• What is being asked:
Nothing but a number should be given: the count of lines in the data that include the string "Bump".

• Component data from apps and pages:
============================================================

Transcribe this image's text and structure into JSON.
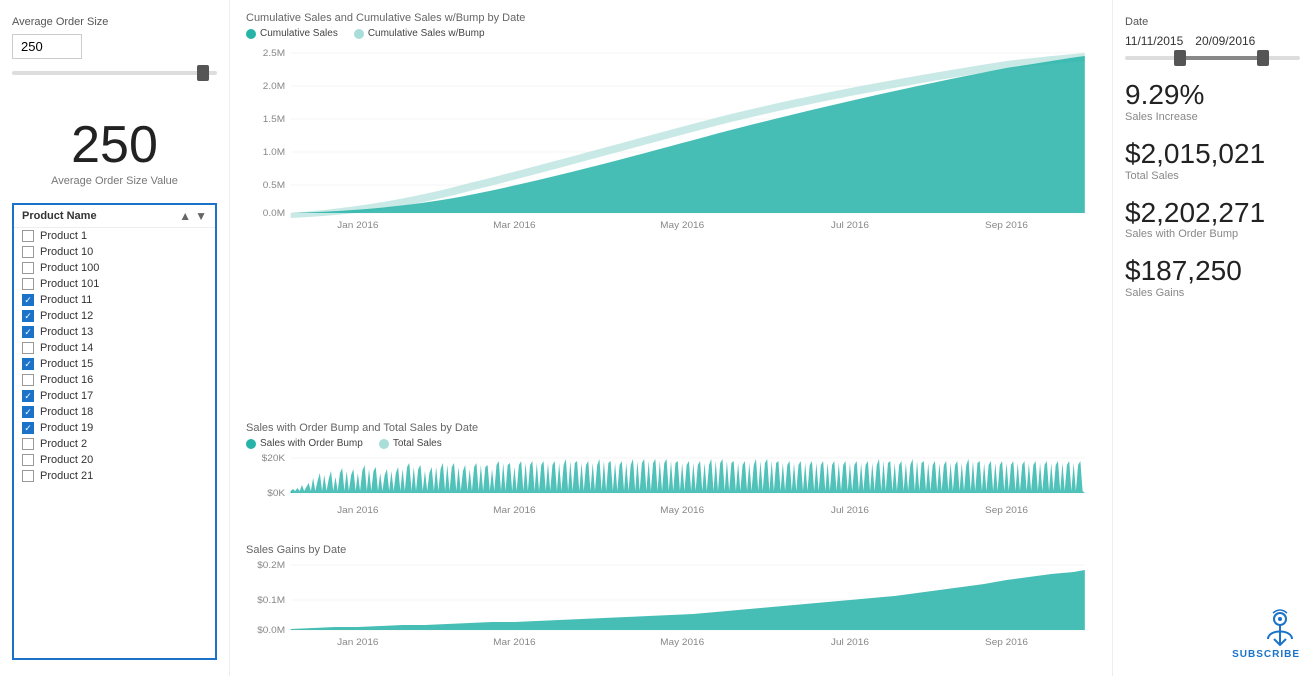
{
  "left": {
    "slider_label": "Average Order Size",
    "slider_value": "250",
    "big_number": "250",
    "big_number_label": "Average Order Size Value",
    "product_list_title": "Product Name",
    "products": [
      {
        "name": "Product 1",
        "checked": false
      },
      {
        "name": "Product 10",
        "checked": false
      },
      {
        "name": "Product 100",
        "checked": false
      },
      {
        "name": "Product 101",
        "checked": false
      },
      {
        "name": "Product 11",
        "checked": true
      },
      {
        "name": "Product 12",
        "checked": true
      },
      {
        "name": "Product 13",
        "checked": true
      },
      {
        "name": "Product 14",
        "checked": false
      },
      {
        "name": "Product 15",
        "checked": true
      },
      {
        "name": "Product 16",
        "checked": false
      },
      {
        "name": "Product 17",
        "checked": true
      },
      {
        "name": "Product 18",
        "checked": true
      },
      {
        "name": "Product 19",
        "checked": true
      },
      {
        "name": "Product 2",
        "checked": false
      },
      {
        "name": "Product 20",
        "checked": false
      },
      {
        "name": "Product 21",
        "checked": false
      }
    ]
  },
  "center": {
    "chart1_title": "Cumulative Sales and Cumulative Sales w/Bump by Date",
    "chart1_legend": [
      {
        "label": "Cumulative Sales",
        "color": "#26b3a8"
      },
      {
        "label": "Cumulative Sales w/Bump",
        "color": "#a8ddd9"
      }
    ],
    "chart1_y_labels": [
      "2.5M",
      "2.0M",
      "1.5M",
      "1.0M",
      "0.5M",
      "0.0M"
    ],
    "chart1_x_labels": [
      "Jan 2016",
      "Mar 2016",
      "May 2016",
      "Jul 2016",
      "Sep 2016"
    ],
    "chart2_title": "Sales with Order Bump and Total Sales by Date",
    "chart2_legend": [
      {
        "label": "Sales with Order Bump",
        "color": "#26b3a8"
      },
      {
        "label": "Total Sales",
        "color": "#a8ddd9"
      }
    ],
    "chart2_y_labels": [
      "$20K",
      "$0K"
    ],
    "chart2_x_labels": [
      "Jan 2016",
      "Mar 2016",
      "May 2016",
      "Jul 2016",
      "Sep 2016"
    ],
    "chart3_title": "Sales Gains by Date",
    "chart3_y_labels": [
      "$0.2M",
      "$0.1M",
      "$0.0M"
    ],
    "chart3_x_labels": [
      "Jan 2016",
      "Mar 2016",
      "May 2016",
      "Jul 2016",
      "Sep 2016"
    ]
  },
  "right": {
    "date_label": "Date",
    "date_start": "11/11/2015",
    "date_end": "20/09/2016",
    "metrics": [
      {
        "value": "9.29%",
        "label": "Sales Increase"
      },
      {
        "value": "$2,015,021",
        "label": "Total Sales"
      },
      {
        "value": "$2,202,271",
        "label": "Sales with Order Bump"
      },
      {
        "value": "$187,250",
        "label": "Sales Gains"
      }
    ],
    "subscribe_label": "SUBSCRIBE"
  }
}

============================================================

• Result of this exercise:
5